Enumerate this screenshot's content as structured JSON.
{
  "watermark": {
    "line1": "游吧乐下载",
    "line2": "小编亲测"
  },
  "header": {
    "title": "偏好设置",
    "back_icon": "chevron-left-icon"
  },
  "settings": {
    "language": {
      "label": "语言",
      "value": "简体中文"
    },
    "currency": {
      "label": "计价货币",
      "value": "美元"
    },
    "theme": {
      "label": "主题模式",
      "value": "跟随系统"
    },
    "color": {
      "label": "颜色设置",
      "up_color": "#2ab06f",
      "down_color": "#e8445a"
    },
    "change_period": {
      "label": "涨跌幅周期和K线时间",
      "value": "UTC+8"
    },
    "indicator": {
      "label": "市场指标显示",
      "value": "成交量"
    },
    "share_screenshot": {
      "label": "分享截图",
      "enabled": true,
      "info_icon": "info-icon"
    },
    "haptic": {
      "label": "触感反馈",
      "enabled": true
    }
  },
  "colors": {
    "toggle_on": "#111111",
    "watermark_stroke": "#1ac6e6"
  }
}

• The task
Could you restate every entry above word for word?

• Task solution
Enumerate this screenshot's content as structured JSON.
{
  "watermark": {
    "line1": "游吧乐下载",
    "line2": "小编亲测"
  },
  "header": {
    "title": "偏好设置",
    "back_icon": "chevron-left-icon"
  },
  "settings": {
    "language": {
      "label": "语言",
      "value": "简体中文"
    },
    "currency": {
      "label": "计价货币",
      "value": "美元"
    },
    "theme": {
      "label": "主题模式",
      "value": "跟随系统"
    },
    "color": {
      "label": "颜色设置",
      "up_color": "#2ab06f",
      "down_color": "#e8445a"
    },
    "change_period": {
      "label": "涨跌幅周期和K线时间",
      "value": "UTC+8"
    },
    "indicator": {
      "label": "市场指标显示",
      "value": "成交量"
    },
    "share_screenshot": {
      "label": "分享截图",
      "enabled": true,
      "info_icon": "info-icon"
    },
    "haptic": {
      "label": "触感反馈",
      "enabled": true
    }
  },
  "colors": {
    "toggle_on": "#111111",
    "watermark_stroke": "#1ac6e6"
  }
}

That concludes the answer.